> Task item
Go through each line of the entries below and tally those containing the string "Progress"; give only the total.

Task inputs Start Marker

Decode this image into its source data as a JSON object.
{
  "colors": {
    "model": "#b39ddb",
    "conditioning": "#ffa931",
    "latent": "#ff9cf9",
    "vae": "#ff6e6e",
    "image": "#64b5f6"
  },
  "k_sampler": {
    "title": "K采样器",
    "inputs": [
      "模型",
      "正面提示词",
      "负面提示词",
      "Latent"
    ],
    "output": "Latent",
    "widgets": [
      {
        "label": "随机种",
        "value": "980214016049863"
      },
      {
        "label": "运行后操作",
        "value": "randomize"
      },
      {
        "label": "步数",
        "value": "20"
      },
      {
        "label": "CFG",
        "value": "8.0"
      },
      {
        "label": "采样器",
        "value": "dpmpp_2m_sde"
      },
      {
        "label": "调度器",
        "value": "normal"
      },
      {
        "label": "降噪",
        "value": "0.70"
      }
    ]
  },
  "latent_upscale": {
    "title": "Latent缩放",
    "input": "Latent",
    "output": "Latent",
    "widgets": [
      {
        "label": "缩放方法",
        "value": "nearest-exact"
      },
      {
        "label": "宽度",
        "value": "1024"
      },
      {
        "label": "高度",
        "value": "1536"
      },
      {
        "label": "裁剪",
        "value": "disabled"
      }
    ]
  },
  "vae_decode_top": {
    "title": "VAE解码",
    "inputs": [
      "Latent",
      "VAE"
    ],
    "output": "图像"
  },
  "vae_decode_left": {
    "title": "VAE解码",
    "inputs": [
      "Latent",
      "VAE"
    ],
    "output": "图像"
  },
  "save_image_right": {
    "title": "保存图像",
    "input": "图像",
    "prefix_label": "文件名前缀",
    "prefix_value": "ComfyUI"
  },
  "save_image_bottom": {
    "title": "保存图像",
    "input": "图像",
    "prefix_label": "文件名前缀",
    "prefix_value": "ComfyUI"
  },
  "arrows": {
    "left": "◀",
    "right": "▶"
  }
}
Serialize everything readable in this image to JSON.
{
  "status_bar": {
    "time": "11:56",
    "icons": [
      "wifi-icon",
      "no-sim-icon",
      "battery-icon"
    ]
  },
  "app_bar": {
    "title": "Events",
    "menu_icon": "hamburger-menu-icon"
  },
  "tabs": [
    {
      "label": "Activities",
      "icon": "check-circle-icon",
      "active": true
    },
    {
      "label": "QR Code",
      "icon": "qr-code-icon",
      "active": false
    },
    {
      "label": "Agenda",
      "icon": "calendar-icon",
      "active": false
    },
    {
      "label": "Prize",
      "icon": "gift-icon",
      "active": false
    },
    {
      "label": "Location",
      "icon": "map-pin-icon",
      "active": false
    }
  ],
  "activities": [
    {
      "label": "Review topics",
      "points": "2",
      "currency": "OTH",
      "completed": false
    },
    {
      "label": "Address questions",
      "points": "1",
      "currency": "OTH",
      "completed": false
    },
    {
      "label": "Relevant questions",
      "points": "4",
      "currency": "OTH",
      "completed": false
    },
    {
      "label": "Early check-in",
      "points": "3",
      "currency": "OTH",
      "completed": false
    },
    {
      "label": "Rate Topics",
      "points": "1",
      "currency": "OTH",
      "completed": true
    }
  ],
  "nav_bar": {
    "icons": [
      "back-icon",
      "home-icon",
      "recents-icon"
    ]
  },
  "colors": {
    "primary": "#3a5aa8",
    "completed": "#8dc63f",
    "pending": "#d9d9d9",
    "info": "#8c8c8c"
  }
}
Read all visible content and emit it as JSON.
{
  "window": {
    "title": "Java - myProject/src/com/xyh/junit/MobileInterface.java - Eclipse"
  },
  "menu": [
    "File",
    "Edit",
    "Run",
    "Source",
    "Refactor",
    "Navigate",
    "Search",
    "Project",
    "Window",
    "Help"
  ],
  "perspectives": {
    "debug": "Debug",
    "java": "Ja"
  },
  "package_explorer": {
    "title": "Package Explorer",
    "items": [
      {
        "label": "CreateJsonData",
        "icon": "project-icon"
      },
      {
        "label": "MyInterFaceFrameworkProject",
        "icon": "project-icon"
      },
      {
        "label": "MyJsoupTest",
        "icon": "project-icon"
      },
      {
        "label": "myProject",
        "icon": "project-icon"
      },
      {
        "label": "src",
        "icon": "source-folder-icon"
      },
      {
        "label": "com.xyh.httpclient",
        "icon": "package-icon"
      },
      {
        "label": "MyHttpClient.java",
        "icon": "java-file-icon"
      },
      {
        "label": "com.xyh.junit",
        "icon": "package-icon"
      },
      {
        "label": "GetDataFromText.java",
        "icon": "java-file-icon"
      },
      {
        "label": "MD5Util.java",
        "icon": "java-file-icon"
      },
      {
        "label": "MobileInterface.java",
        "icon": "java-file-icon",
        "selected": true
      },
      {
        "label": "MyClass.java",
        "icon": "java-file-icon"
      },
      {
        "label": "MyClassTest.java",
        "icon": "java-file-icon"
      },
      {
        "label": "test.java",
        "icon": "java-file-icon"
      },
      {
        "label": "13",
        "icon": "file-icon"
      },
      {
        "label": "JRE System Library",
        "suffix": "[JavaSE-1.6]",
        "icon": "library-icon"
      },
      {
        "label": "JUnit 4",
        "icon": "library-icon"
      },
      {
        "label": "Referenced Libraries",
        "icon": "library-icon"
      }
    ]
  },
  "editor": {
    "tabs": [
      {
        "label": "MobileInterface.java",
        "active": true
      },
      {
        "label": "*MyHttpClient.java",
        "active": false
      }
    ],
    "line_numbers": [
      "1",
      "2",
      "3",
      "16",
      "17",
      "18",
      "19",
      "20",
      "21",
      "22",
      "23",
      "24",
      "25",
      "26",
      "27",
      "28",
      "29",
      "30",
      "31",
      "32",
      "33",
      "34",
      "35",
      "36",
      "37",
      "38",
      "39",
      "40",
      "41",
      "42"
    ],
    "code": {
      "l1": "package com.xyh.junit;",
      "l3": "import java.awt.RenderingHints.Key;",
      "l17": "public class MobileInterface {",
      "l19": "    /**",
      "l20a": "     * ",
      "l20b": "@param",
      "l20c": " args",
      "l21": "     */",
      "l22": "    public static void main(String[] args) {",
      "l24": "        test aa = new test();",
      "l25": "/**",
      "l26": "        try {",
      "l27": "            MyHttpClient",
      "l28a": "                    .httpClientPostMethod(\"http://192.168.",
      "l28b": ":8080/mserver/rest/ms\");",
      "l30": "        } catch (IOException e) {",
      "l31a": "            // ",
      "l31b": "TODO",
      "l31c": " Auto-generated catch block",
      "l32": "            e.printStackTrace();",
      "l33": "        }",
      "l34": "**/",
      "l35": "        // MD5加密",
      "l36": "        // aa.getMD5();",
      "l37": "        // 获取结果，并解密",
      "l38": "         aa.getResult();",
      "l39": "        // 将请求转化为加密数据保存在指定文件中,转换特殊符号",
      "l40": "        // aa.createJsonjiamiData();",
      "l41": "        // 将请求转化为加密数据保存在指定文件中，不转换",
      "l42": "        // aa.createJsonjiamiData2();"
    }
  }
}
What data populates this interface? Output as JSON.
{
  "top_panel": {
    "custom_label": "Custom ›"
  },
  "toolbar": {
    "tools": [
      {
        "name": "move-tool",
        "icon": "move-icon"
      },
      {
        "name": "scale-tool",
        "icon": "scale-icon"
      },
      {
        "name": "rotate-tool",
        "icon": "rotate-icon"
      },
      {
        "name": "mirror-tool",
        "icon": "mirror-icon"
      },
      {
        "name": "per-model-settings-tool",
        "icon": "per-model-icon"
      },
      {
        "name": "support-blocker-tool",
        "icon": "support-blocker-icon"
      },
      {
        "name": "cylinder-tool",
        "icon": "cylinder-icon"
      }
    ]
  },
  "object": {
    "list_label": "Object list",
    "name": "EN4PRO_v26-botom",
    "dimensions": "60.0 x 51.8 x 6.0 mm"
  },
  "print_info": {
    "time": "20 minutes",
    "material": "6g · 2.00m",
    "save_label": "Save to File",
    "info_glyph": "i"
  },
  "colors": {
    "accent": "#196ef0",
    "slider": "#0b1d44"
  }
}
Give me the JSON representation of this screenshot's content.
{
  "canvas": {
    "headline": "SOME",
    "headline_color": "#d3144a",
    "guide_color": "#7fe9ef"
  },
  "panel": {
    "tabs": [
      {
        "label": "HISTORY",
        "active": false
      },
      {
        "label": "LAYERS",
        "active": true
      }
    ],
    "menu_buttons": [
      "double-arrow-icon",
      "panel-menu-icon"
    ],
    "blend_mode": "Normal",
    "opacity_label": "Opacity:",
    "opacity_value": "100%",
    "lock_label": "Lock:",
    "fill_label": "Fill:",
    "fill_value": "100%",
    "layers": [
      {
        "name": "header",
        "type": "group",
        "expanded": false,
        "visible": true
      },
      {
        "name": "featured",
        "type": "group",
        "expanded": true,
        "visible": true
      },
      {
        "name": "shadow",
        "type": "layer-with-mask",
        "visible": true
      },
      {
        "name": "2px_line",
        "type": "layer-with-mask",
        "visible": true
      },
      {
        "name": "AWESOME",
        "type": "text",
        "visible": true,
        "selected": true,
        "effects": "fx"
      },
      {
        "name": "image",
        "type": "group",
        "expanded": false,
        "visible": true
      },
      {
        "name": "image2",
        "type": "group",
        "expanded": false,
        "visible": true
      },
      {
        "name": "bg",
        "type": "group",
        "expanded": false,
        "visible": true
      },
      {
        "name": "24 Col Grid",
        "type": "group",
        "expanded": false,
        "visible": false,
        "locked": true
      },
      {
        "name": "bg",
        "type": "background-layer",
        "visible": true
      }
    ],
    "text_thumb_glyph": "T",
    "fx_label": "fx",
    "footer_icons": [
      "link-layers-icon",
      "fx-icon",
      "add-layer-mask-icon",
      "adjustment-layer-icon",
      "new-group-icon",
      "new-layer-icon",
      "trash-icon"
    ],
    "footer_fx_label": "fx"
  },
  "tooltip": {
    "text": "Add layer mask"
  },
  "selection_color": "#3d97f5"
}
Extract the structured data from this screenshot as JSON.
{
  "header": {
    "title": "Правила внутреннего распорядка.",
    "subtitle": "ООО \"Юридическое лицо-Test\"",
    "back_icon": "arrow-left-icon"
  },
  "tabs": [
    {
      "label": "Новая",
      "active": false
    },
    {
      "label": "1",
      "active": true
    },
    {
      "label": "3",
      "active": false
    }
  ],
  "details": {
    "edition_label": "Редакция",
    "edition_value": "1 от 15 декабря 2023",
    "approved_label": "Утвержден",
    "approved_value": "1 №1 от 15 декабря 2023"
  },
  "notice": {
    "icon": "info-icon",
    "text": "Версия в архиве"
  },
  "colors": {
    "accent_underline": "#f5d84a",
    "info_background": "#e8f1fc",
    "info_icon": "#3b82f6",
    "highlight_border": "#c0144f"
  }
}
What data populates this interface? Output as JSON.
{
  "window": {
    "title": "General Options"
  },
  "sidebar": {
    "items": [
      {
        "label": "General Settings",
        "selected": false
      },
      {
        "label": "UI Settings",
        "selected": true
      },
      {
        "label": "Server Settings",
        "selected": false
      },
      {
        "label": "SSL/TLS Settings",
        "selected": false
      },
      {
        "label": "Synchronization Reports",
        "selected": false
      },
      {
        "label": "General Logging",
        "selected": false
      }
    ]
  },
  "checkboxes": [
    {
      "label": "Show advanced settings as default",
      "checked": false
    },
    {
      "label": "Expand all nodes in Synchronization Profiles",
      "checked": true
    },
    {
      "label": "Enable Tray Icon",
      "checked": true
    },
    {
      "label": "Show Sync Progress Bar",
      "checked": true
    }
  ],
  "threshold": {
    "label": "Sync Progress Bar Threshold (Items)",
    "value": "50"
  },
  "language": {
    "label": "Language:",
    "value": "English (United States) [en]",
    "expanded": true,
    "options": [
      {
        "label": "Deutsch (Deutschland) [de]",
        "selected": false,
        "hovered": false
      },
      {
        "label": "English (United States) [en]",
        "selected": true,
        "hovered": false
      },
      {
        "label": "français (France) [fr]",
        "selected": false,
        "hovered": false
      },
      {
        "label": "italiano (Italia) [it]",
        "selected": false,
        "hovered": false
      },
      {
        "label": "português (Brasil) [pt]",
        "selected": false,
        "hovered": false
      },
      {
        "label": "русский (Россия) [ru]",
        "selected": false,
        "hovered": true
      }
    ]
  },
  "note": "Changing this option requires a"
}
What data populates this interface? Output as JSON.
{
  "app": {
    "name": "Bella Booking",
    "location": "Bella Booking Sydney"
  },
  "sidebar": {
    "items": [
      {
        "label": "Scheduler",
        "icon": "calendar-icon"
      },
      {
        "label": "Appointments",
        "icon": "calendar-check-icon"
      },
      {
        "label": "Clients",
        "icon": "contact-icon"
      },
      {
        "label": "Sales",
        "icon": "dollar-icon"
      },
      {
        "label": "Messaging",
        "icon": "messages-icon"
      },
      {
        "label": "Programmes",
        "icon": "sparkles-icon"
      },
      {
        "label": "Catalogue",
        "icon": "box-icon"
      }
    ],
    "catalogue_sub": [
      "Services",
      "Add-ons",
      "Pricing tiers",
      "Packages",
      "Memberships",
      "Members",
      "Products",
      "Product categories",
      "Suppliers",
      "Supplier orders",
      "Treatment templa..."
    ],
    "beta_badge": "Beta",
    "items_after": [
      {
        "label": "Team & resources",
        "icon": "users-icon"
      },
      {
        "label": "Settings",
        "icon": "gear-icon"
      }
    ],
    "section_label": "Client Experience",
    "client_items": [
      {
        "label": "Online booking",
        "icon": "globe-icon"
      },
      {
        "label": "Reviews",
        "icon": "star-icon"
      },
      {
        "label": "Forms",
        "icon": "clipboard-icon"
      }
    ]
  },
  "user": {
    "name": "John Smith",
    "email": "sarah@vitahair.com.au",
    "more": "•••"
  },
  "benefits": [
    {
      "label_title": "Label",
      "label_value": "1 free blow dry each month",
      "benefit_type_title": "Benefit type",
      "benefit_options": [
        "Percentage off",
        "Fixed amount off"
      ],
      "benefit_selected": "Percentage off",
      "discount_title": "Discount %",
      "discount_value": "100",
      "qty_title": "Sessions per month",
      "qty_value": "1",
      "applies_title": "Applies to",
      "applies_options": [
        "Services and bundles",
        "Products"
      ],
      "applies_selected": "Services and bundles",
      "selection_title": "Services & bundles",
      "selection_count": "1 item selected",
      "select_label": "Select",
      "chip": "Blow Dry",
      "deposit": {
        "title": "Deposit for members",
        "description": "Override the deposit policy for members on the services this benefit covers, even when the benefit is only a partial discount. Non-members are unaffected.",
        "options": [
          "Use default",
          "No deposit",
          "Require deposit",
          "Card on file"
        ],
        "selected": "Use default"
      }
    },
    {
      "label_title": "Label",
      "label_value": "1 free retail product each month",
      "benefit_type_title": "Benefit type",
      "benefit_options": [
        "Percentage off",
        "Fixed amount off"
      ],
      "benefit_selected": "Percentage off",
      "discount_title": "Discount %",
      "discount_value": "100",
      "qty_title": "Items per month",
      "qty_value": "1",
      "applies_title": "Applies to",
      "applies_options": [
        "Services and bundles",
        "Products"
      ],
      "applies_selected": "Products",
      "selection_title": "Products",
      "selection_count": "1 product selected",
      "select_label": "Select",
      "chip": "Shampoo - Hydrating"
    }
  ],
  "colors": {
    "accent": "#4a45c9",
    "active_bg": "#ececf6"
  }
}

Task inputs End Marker

> Solution
2